The findings add to a growing body of evidence showing that socioeconomic disadvantage — which acts as a toxic stressor — can exacerbate the adverse effects of toxic physical stressors like air pollutants. It is thought that the chronic stress of poverty fundamentally alters the way the body reacts to pollutants, especially when exposure occurs during critical periods of development such as before birth and during early childhood. When combined with certain pollutants, this poverty-related stress appears to produce a much greater health effect than either stress or pollution alone. Several studies have found that such stress exacerbates the effects of lead on children’s developing brains, while others have reported more asthma symptoms in kids with simultaneous exposure to air pollution and socioeconomic problems. Now, we have evidence that this also occurs in children exposed to both poverty and PAHs in the womb.
Poverty, however, is not the only toxic stressor — in fact, in most cases it co-occurs with additional sources of chronic stress including racism and discrimination, domestic violence, parental incarceration, and other adverse childhood experiences. Scientists say these toxic stressors can wear down the systems responsible for controlling immunity and hormones. Hormone levels needed for proper brain development may be altered, or the immune system may continually release inflammatory molecules into the blood. During prenatal development and early childhood, exposure to these stressors can permanently alter the way the body responds to future stressors, including chemical exposures. It also may weaken the immune system or trigger inflammation, thereby increasing vulnerability to environmental asthma triggers, such as mold, vehicle emissions, and secondhand smoke exposure.

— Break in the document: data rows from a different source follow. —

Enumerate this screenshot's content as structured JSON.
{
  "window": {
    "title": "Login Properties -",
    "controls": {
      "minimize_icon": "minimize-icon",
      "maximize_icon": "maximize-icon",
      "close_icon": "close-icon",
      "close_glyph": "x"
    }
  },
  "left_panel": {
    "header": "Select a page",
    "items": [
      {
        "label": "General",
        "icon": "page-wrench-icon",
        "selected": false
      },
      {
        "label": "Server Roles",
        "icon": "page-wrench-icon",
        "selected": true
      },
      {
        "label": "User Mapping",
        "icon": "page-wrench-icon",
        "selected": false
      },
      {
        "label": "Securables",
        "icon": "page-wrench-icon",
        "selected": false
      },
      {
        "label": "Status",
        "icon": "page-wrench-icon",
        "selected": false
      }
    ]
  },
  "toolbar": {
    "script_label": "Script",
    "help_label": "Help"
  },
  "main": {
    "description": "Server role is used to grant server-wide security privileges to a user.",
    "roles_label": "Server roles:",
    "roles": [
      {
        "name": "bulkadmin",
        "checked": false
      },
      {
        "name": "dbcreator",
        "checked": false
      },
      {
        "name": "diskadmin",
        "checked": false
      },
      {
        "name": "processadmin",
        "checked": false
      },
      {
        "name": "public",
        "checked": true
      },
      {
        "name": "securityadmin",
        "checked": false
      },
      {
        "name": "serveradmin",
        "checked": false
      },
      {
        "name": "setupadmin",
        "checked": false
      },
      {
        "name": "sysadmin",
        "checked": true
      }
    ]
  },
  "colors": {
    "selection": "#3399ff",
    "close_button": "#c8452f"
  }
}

Based on this growing line of research, experts warn that more needs to be done to reduce the harmful effects of pollutants among vulnerable children. Current policies, which typically focus only on chemical exposures without considering social risk factors, do not offer sufficient protection for children with increased susceptibility due to poverty, racism, and other toxic stressors, said Dr. Perera. She points to the need for a multifaceted approach involving “policy interventions to reduce air pollution exposure in urban areas as well as programs to screen women early in pregnancy to identify those in need of psychological or material support.”
Given the ubiquity of environmental toxins and the severity of the associated health effects, experts say exposures during prenatal development and early childhood could have profound implications for the future of individuals and society. As environmental health researchers Dr. Philippe Grandjean, of Harvard University, and Dr. Philip Landrigan, of Mt. Sinai Hospital, told The Atlantic:
“Our very great concern… is that children worldwide are being exposed to unrecognized toxic chemicals that are silently eroding intelligence, disrupting behaviors, truncating future achievements and damaging societies.”